Harassment, Intimidation and Bullying
- Lenape Regional High School District
- Harassment, Intimidation and Bullying
All Lenape Regional High School District Schools Designated as NO PLACE FOR HATE for the 9th Consecutive Year
We take proactive measures to promote inclusive school environments and a sense of community and pride. Some examples of these proactive measures include Peer Leadership Training, School Climate Surveys, Cultural Proficiency Training, Leadership Academies, Anti-Bias Training, and our award-winning Step Up and ID Harassment, Intimidation, and Bullying (HIB) program.
Our “Upstander” Step-Up and ID program includes promotional posters proudly displayed in all four Lenape Regional High School District (LRHSD) schools as well as in the schools of our eight sending districts. These posters feature our students in their many academic and extracurricular roles and promote positive messages about the importance of being a supportive community across our entire district and all of our townships. The posters also link our Step Up and ID HIB program with our award-winning No Place for Hate program.
Our nationally recognized No Place for Hate program is rooted in the strong relationship each of our four schools has with the Anti-Defamation League (ADL). During the 2020-2021 school year, the LRHSD schools earned their No Place for Hate designation for the ninth consecutive year. The No Place for Hate program helps schools challenge anti-Semitism, racism, homophobia and all forms of bigotry. We use it as an umbrella for both existing and new programs that reduce bias and bullying.

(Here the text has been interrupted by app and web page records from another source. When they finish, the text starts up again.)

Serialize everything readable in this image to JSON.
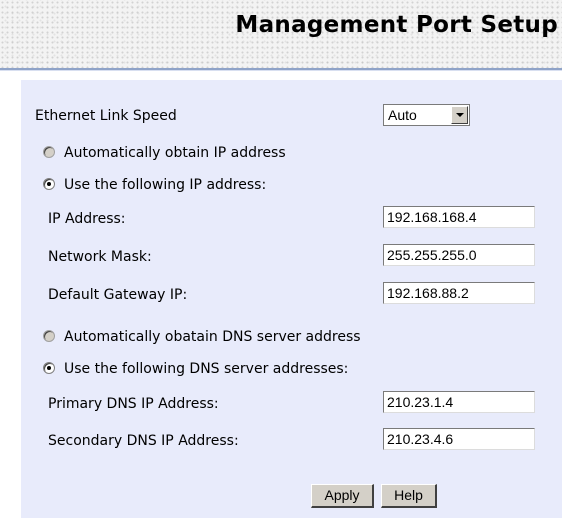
{
  "header": {
    "title": "Management Port Setup"
  },
  "form": {
    "link_speed": {
      "label": "Ethernet Link Speed",
      "selected": "Auto"
    },
    "ip_mode": {
      "auto_label": "Automatically obtain IP address",
      "manual_label": "Use the following IP address:",
      "selected": "manual"
    },
    "ip_address": {
      "label": "IP Address:",
      "value": "192.168.168.4"
    },
    "network_mask": {
      "label": "Network Mask:",
      "value": "255.255.255.0"
    },
    "gateway": {
      "label": "Default Gateway IP:",
      "value": "192.168.88.2"
    },
    "dns_mode": {
      "auto_label": "Automatically obatain DNS server address",
      "manual_label": "Use the following DNS server addresses:",
      "selected": "manual"
    },
    "primary_dns": {
      "label": "Primary DNS IP Address:",
      "value": "210.23.1.4"
    },
    "secondary_dns": {
      "label": "Secondary DNS IP Address:",
      "value": "210.23.4.6"
    }
  },
  "buttons": {
    "apply": "Apply",
    "help": "Help"
  },
  "colors": {
    "panel_bg": "#e8ebfb",
    "divider": "#8fa3c8"
  }
}
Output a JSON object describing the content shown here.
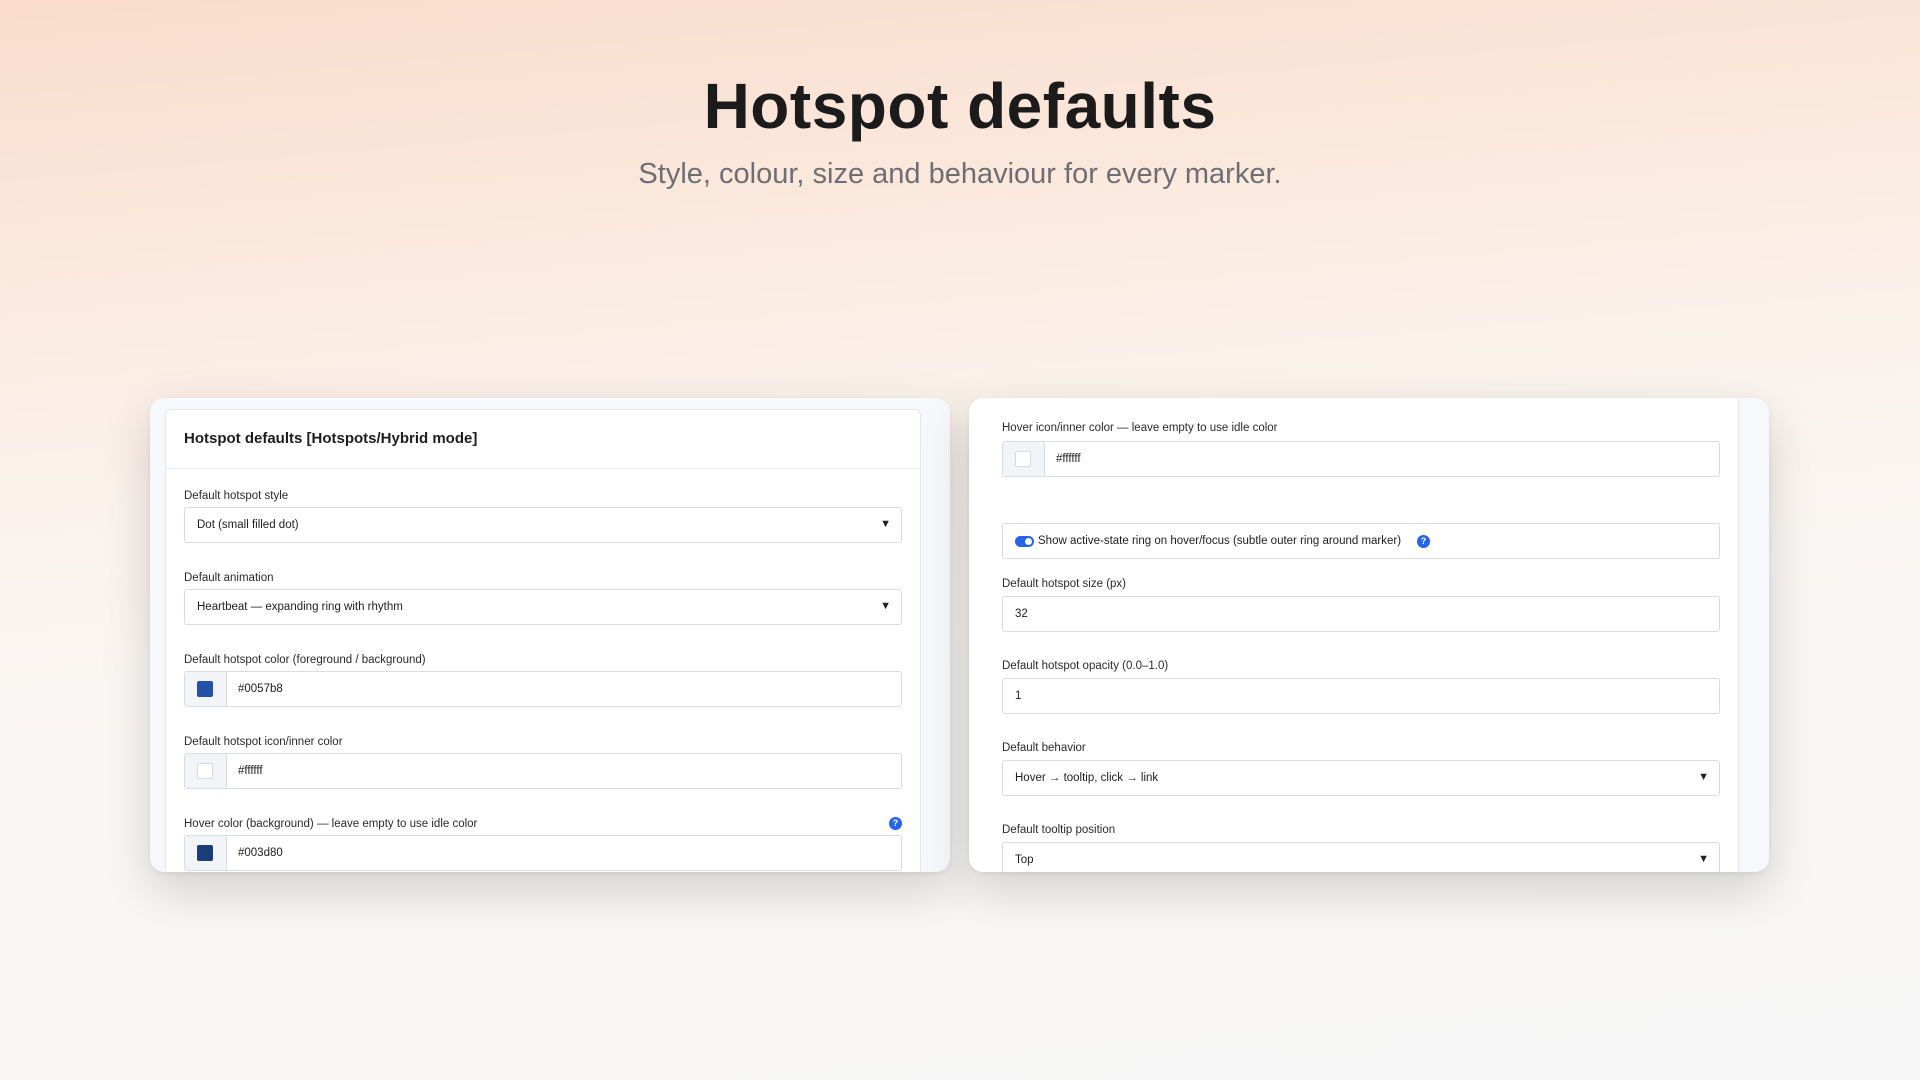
{
  "hero": {
    "title": "Hotspot defaults",
    "subtitle": "Style, colour, size and behaviour for every marker."
  },
  "left_panel": {
    "title": "Hotspot defaults [Hotspots/Hybrid mode]",
    "style": {
      "label": "Default hotspot style",
      "value": "Dot (small filled dot)",
      "icon": "chevron-down-icon"
    },
    "animation": {
      "label": "Default animation",
      "value": "Heartbeat — expanding ring with rhythm",
      "icon": "chevron-down-icon"
    },
    "color": {
      "label": "Default hotspot color (foreground / background)",
      "value": "#0057b8",
      "swatch": "#2452a8"
    },
    "icon_color": {
      "label": "Default hotspot icon/inner color",
      "value": "#ffffff",
      "swatch": "#ffffff"
    },
    "hover_color": {
      "label": "Hover color (background) — leave empty to use idle color",
      "value": "#003d80",
      "swatch": "#1b3d7a",
      "help": "?"
    }
  },
  "right_panel": {
    "hover_icon_color": {
      "label": "Hover icon/inner color — leave empty to use idle color",
      "value": "#ffffff",
      "swatch": "#ffffff"
    },
    "active_ring": {
      "label": "Show active-state ring on hover/focus (subtle outer ring around marker)",
      "enabled": true,
      "help": "?"
    },
    "size": {
      "label": "Default hotspot size (px)",
      "value": "32"
    },
    "opacity": {
      "label": "Default hotspot opacity (0.0–1.0)",
      "value": "1"
    },
    "behavior": {
      "label": "Default behavior",
      "value": "Hover → tooltip, click → link",
      "icon": "chevron-down-icon"
    },
    "tooltip_position": {
      "label": "Default tooltip position",
      "value": "Top",
      "icon": "chevron-down-icon"
    }
  },
  "colors": {
    "accent": "#2563eb"
  }
}
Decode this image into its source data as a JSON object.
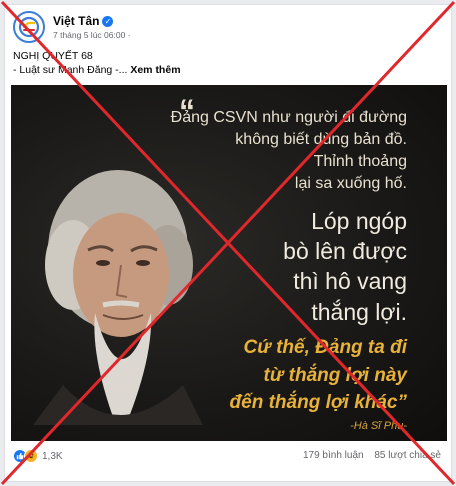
{
  "post": {
    "page_name": "Việt Tân",
    "timestamp": "7 tháng 5 lúc 06:00",
    "text_line1": "NGHỊ QUYẾT 68",
    "text_line2": "- Luật sư Mạnh Đăng -...",
    "see_more": "Xem thêm"
  },
  "image": {
    "quote_mark": "“",
    "lines": [
      "Đảng CSVN như người đi đường",
      "không biết dùng bản đồ.",
      "Thỉnh thoảng",
      "lại sa xuống hố.",
      "Lóp ngóp",
      "bò lên được",
      "thì hô vang",
      "thắng lợi.",
      "Cứ thế, Đảng ta đi",
      "từ thắng lợi này",
      "đến thắng lợi khác”"
    ],
    "author": "-Hà Sĩ Phu-"
  },
  "footer": {
    "reaction_count": "1,3K",
    "comments": "179 bình luận",
    "shares": "85 lượt chia sẻ"
  },
  "colors": {
    "cross": "#e0282c",
    "accent_quote": "#e8b23a",
    "brand": "#1877f2"
  },
  "icons": [
    "viettan-logo-icon",
    "verified-icon",
    "more-options-icon",
    "like-reaction-icon",
    "haha-reaction-icon"
  ]
}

In order to earn the No Place for Hate designation, each school must create at least three projects that challenge students to think more critically and engage in meaningful activities that explore the value of diversity and teach skills to stop bias and bullying. All four Lenape Regional High Schools completed the requirements to become No Place for Hate for another school year. Some of these projects include participation in the NJ Week of Respect, where at Cherokee, students engaged in facilitated discussions of the cultural appropriation issues surrounding the “Chiefs” mascot; Shawnee students created listening journals, in which they recorded and examined examples of respect and disrespect in the media and on social media; Lenape’s Peer Trainers conducted Social Injustice lessons for their classmates; and Seneca created a Story Corps initiative that encouraged students to have difficult conversations with both peers and family. Additionally, students and staff from all four schools virtually attended our fall Youth Leadership Conference and used the resources provided at the conference to continue the conversation back at school.

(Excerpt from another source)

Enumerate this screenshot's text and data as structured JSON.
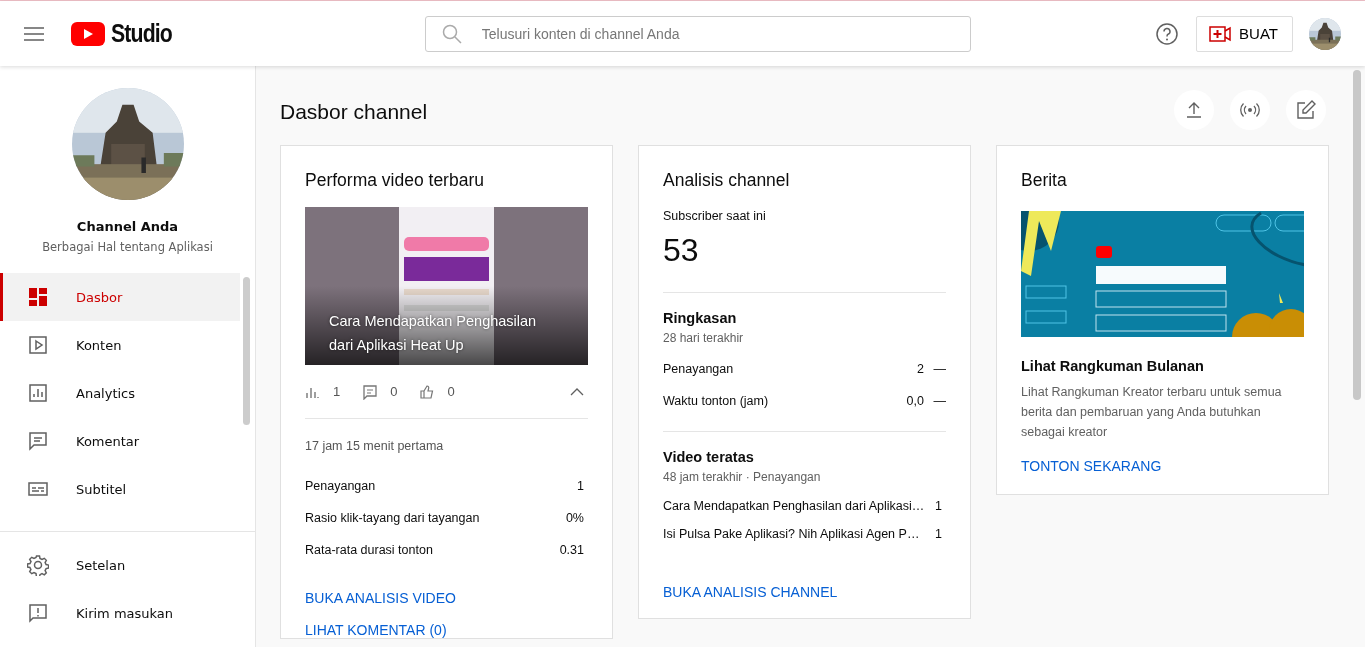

The LRHSD schools are part of nearly 230 across eastern PA, southern NJ and DE currently participating in the No Place for Hate program. The LRHSD still has the distinction of being the first complete No Place for Hate school district in New Jersey.